Instructions to follow:
Please return the entries, omitting and altering nothing.

Dataset records:
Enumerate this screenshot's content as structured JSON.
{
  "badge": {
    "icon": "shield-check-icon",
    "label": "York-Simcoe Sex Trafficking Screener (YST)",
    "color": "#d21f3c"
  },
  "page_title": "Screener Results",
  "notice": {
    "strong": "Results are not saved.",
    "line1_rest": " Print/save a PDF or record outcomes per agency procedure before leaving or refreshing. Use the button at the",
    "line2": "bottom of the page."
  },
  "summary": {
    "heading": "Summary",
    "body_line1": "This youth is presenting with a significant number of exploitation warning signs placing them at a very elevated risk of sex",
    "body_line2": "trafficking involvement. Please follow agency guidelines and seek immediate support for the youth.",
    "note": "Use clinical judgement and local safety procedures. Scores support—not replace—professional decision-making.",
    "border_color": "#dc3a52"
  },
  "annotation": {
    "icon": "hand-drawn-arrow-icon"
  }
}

Result of the task:
Enumerate this screenshot's content as structured JSON.
{
  "badge": {
    "icon": "shield-check-icon",
    "label": "York-Simcoe Sex Trafficking Screener (YST)",
    "color": "#d21f3c"
  },
  "page_title": "Screener Results",
  "notice": {
    "strong": "Results are not saved.",
    "line1_rest": " Print/save a PDF or record outcomes per agency procedure before leaving or refreshing. Use the button at the",
    "line2": "bottom of the page."
  },
  "summary": {
    "heading": "Summary",
    "body_line1": "This youth is presenting with a significant number of exploitation warning signs placing them at a very elevated risk of sex",
    "body_line2": "trafficking involvement. Please follow agency guidelines and seek immediate support for the youth.",
    "note": "Use clinical judgement and local safety procedures. Scores support—not replace—professional decision-making.",
    "border_color": "#dc3a52"
  },
  "annotation": {
    "icon": "hand-drawn-arrow-icon"
  }
}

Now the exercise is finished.